WHAT YOU WILL DO: Take every record and write it out again exactly, with no images included.

Data records for software interfaces

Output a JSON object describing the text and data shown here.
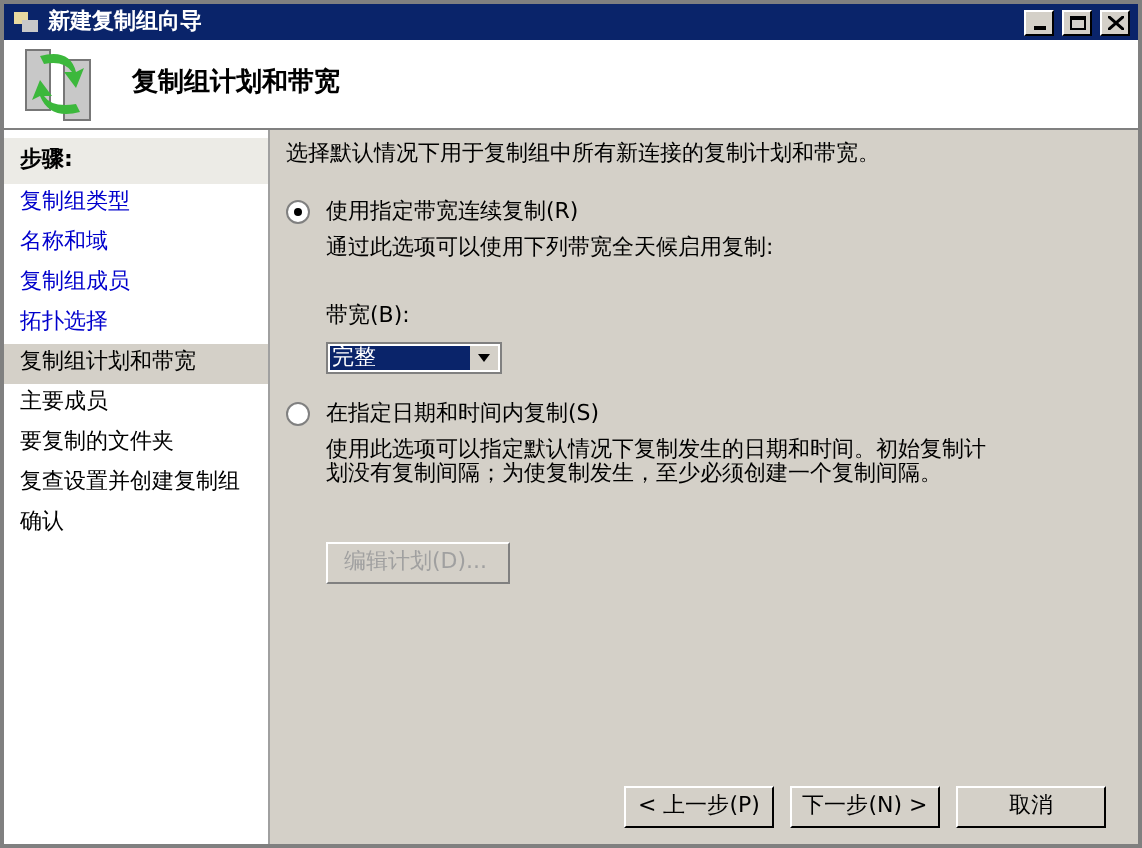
{
  "window": {
    "title": "新建复制组向导"
  },
  "header": {
    "title": "复制组计划和带宽"
  },
  "sidebar": {
    "heading": "步骤:",
    "items": [
      {
        "label": "复制组类型",
        "done": true,
        "selected": false
      },
      {
        "label": "名称和域",
        "done": true,
        "selected": false
      },
      {
        "label": "复制组成员",
        "done": true,
        "selected": false
      },
      {
        "label": "拓扑选择",
        "done": true,
        "selected": false
      },
      {
        "label": "复制组计划和带宽",
        "done": false,
        "selected": true
      },
      {
        "label": "主要成员",
        "done": false,
        "selected": false
      },
      {
        "label": "要复制的文件夹",
        "done": false,
        "selected": false
      },
      {
        "label": "复查设置并创建复制组",
        "done": false,
        "selected": false
      },
      {
        "label": "确认",
        "done": false,
        "selected": false
      }
    ]
  },
  "intro": "选择默认情况下用于复制组中所有新连接的复制计划和带宽。",
  "options": [
    {
      "label": "使用指定带宽连续复制(R)",
      "selected": true,
      "description": "通过此选项可以使用下列带宽全天候启用复制:",
      "bandwidth": {
        "label": "带宽(B):",
        "value": "完整"
      }
    },
    {
      "label": "在指定日期和时间内复制(S)",
      "selected": false,
      "description": "使用此选项可以指定默认情况下复制发生的日期和时间。初始复制计划没有复制间隔；为使复制发生，至少必须创建一个复制间隔。",
      "button": {
        "label": "编辑计划(D)...",
        "disabled": true
      }
    }
  ],
  "buttons": [
    {
      "label": "< 上一步(P)",
      "disabled": false
    },
    {
      "label": "下一步(N) >",
      "disabled": false
    },
    {
      "label": "取消",
      "disabled": false
    }
  ]
}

EXERCISE RESULT:
Output a JSON object describing the text and data shown here.
{
  "window": {
    "title": "新建复制组向导"
  },
  "header": {
    "title": "复制组计划和带宽"
  },
  "sidebar": {
    "heading": "步骤:",
    "items": [
      {
        "label": "复制组类型",
        "done": true,
        "selected": false
      },
      {
        "label": "名称和域",
        "done": true,
        "selected": false
      },
      {
        "label": "复制组成员",
        "done": true,
        "selected": false
      },
      {
        "label": "拓扑选择",
        "done": true,
        "selected": false
      },
      {
        "label": "复制组计划和带宽",
        "done": false,
        "selected": true
      },
      {
        "label": "主要成员",
        "done": false,
        "selected": false
      },
      {
        "label": "要复制的文件夹",
        "done": false,
        "selected": false
      },
      {
        "label": "复查设置并创建复制组",
        "done": false,
        "selected": false
      },
      {
        "label": "确认",
        "done": false,
        "selected": false
      }
    ]
  },
  "intro": "选择默认情况下用于复制组中所有新连接的复制计划和带宽。",
  "options": [
    {
      "label": "使用指定带宽连续复制(R)",
      "selected": true,
      "description": "通过此选项可以使用下列带宽全天候启用复制:",
      "bandwidth": {
        "label": "带宽(B):",
        "value": "完整"
      }
    },
    {
      "label": "在指定日期和时间内复制(S)",
      "selected": false,
      "description": "使用此选项可以指定默认情况下复制发生的日期和时间。初始复制计划没有复制间隔；为使复制发生，至少必须创建一个复制间隔。",
      "button": {
        "label": "编辑计划(D)...",
        "disabled": true
      }
    }
  ],
  "buttons": [
    {
      "label": "< 上一步(P)",
      "disabled": false
    },
    {
      "label": "下一步(N) >",
      "disabled": false
    },
    {
      "label": "取消",
      "disabled": false
    }
  ]
}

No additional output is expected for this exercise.